### Goal of the exercise
Find the word "title" in the listing; pull out each line holding it.

### Records to use
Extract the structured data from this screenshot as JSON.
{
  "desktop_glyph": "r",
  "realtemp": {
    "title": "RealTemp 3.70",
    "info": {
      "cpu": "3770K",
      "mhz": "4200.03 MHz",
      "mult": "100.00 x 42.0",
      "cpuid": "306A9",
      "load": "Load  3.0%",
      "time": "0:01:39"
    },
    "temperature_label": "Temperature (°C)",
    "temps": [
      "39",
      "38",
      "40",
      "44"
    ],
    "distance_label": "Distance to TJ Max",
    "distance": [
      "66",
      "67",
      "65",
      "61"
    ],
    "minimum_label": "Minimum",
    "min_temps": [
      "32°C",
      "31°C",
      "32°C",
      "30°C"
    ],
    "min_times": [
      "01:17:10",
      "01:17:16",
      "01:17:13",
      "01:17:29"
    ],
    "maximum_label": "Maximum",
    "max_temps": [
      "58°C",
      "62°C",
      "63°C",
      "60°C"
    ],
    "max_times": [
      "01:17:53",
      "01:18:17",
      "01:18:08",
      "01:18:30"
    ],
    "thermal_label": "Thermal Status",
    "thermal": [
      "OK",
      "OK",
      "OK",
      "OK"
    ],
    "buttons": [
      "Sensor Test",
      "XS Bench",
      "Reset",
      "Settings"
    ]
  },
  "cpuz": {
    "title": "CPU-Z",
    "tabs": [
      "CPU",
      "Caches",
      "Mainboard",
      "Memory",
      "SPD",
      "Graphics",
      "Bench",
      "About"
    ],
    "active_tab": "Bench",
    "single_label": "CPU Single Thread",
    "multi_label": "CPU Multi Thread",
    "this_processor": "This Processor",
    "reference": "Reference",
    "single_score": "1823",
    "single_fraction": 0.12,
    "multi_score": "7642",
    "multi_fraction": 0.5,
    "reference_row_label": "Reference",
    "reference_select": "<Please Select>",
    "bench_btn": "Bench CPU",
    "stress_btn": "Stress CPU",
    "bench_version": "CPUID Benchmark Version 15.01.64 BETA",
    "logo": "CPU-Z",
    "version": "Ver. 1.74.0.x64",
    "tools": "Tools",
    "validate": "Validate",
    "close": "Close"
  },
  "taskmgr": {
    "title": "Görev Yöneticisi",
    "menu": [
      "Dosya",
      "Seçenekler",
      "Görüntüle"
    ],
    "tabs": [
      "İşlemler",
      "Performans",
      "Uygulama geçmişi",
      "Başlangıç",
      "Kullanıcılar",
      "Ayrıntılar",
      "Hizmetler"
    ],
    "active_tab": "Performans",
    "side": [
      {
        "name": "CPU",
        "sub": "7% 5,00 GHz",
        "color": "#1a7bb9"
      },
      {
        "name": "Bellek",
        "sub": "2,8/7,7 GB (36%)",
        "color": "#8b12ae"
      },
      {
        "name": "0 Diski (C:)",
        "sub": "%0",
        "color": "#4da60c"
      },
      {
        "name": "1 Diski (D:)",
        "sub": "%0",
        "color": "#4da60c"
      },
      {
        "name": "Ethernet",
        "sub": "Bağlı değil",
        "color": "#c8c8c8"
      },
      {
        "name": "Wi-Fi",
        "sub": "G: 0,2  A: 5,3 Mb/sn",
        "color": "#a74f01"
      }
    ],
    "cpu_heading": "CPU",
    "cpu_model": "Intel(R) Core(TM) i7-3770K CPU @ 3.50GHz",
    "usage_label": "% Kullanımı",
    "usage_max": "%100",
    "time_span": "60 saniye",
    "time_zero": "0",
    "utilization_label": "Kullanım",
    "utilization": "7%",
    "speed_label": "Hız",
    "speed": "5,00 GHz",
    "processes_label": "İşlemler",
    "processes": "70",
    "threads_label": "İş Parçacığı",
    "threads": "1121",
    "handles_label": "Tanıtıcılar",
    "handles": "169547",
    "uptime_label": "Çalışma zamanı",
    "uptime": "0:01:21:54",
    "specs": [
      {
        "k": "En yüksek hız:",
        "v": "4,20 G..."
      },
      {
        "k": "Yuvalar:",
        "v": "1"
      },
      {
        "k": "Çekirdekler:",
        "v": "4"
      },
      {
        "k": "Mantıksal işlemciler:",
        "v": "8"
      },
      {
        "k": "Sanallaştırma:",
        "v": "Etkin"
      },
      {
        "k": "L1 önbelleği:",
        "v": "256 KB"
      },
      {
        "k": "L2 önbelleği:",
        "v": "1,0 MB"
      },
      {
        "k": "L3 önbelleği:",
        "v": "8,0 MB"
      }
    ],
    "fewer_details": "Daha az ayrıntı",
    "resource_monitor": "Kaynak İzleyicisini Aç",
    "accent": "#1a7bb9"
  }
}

### Exercise result
    "title": "RealTemp 3.70",
    "title": "CPU-Z",
    "title": "Görev Yöneticisi",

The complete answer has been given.